Does your conflict look like this?
- Do you and your partner/ ex-partner seem to be stuck in a cycle of disagreement, arguing, and fighting that leaves you feeling resentful, angry, frustrated, afraid and helpless?
- Are your children stuck in the middle of the fighting or are they aware of the fighting?
- Are you and your partner/ex-partner unable to communicate or interact with each other in a respectful manner?
- Is conflict between you and your partner/ex-partner affecting your ability to parent in a healthy way?
What is high conflict?
High conflict is conflict that is severe, frequent and ongoing. It can take many forms which may include physical altercations, emotional and verbal aggression, manipulation and/or extended times of non-communication. Through the Caring Families program, you will be able to learn how to differentiate between “healthy” conflict that is a normal part of any relationship and high parental conflict that threatens the wellbeing of all family members, particularly the children.
How parental conflict affects children
Inter-parental conflict has a significant impact on children’s development affecting a child’s physical, social and emotional wellbeing. Researchers consistently report that children exposed to abusive parental conflict are at risk of experiencing stress reactions and may experience increased emotional and behavioural difficulties (Baker, Jaffe & Ashbourne 2002; Carlson, 2000; Kitzmann, Gaylord, Holt & Kenny, 2003; Holt, Buckley and Whelan, 2008). In 2011, the Office of Attorney General of California Department of Justice released a video explaining how exposure to trauma and violence impacts a child’s developing brain and it’s long term implications for the child.
Baker L. L., Jaffe P. G., Ashbourne L. (2002). Children Exposed to Domestic Violence: An Early Childhood Educator’s Handbook to Increase understanding and Improve Community Responses. Handbook produced by the Centre for Children & Families in the Justice System, 254 Pall Mall St., Suite 200, London, On N6A 5P6

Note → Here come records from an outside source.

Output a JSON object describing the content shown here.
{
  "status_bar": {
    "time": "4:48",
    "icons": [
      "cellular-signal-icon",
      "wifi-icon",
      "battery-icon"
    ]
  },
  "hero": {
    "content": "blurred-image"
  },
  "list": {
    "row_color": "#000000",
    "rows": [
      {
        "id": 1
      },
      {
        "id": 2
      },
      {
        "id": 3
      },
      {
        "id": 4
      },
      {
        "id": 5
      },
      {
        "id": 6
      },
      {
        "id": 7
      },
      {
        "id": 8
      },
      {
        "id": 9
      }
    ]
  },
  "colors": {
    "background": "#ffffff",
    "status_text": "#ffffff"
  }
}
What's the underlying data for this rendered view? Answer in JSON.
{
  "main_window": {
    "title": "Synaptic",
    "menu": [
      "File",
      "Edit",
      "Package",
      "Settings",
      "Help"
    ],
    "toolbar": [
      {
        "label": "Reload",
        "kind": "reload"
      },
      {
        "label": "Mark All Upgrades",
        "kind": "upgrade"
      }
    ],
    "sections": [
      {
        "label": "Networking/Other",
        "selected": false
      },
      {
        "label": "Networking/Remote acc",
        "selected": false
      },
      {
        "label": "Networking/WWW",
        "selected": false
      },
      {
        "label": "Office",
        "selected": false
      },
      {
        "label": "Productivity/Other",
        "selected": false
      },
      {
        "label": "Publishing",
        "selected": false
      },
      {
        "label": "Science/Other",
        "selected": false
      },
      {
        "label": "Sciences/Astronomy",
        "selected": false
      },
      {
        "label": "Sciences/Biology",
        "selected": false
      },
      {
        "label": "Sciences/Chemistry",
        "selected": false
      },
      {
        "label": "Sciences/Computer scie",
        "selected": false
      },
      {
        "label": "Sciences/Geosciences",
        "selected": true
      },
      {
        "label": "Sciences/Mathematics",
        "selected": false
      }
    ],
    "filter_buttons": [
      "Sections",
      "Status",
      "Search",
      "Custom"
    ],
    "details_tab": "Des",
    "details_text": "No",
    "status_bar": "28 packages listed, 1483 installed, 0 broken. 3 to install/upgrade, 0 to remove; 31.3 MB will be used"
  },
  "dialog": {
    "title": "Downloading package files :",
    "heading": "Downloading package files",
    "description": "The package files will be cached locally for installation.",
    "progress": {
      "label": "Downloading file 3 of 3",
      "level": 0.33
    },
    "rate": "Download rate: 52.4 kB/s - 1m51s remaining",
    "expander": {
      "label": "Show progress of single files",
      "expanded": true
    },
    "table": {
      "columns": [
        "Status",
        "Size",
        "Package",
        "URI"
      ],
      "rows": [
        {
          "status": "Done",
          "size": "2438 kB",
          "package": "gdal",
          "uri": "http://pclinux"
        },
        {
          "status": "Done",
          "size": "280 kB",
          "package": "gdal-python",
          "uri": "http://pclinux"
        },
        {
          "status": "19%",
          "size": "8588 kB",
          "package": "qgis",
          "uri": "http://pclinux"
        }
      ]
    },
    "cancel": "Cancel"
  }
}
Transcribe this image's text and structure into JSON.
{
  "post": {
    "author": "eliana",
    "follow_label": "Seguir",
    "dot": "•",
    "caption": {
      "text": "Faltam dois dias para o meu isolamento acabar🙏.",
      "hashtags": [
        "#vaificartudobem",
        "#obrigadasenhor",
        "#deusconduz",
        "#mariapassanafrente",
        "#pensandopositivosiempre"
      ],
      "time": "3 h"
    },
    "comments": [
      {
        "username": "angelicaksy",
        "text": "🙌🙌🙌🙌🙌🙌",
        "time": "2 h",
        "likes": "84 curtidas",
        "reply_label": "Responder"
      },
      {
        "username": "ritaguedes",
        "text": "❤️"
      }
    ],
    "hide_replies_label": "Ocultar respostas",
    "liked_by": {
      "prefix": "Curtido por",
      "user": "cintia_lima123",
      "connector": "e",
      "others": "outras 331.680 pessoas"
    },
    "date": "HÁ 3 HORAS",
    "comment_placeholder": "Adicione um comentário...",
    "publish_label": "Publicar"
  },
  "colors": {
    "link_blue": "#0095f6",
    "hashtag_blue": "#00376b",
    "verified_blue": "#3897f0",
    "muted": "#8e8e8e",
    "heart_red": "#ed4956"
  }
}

Carlson, B. E. (2000). Children exposed to intimate partner violence: Research findings and implications for intervention. Trauma Violence and Abuse, 1, 321-342
Kitzmann, K. M., Gaylord, N. K., Holt, A. R., and Kenny, E. D. (2003). Child Witnesses to Domestic Violence: A Meta-Analytic Review. Journal of Consulting and Clinical
Psychology. 71(2), 339–352.
Holt, S., Buckleyb, H. and Whelana, S. (2008). The impact of exposure to domestic violence on children and young people: A review of the literature. Child Abuse & Neglect, 32, pp. 797-810. doi:10.1016/j.chiabu.2008.02.004